Alexandre Dumas
In 1956 a series of books, articles, pamphlets, and other documents relating to Bérenger Saunière and the enigma of Rennes-le-Chateau began to appear in France.
Michael Baigent (Holy Blood, Holy Grail: The Secret History of Christ. The Shocking Legacy of the Grail)
see
Hilary Norman (Chateau Ella)
When I was a young man, King Francois of France greatly admired my bare buttocks. I have that information only by hearsay, of course, because my buttocks were in the king's chateau of Chambord while I was here in Italy.
Alan Fisk (Cupid and the Silent Goddess)
The meal was an epicurean extravaganza, the Michelin chef outdoing himself with his nine courses, each richer than the last.

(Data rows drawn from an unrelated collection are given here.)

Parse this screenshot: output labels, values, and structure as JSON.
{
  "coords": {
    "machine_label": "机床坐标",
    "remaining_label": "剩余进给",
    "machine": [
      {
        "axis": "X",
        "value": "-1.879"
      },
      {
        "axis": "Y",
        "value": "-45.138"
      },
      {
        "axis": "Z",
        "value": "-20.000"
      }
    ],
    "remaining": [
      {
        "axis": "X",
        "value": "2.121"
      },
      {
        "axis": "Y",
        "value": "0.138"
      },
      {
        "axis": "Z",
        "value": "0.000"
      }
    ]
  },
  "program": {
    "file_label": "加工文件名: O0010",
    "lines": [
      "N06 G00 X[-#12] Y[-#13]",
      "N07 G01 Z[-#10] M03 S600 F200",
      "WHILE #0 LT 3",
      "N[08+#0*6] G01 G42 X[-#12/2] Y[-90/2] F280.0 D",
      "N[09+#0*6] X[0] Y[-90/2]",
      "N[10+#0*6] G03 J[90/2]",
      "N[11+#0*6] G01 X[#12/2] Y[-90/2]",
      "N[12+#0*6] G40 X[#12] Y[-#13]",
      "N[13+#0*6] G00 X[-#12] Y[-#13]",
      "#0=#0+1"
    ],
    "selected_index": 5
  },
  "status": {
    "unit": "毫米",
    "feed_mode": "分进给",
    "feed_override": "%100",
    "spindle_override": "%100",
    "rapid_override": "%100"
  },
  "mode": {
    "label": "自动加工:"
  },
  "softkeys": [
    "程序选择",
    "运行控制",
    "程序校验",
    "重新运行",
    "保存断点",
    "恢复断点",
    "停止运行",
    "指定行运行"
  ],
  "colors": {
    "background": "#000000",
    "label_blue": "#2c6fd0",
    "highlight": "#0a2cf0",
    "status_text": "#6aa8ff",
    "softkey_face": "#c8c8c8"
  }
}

Maya nibbled at the fare as first-growth Bordeaux flowed like water, ten cases of Chateau Petrus from a stellar year purchased at auction in New York and shipped to Nahir’s temperature-controlled, eight-thousand-bottle wine cellar for the party. After salad, lobster bisque, and curried shrimp, a small piece of seared pork belly was followed by ostrich in a truffle reduction, which in turn was trumped by poached Chilean sea bass, bluefin tuna, fugu prepared by a master Japanese chef skilled in the art of preparation of the poisonous pufferfish, and the final entrée course of Kobe beef filet.
Russell Blake (Ops Files (Jet, #0.5))
The truth echoed in her head. On the same day she met him, he had tried to kill her. Her mate.
Lisa Carlisle (Dark Stranger (Chateau Seductions, #3))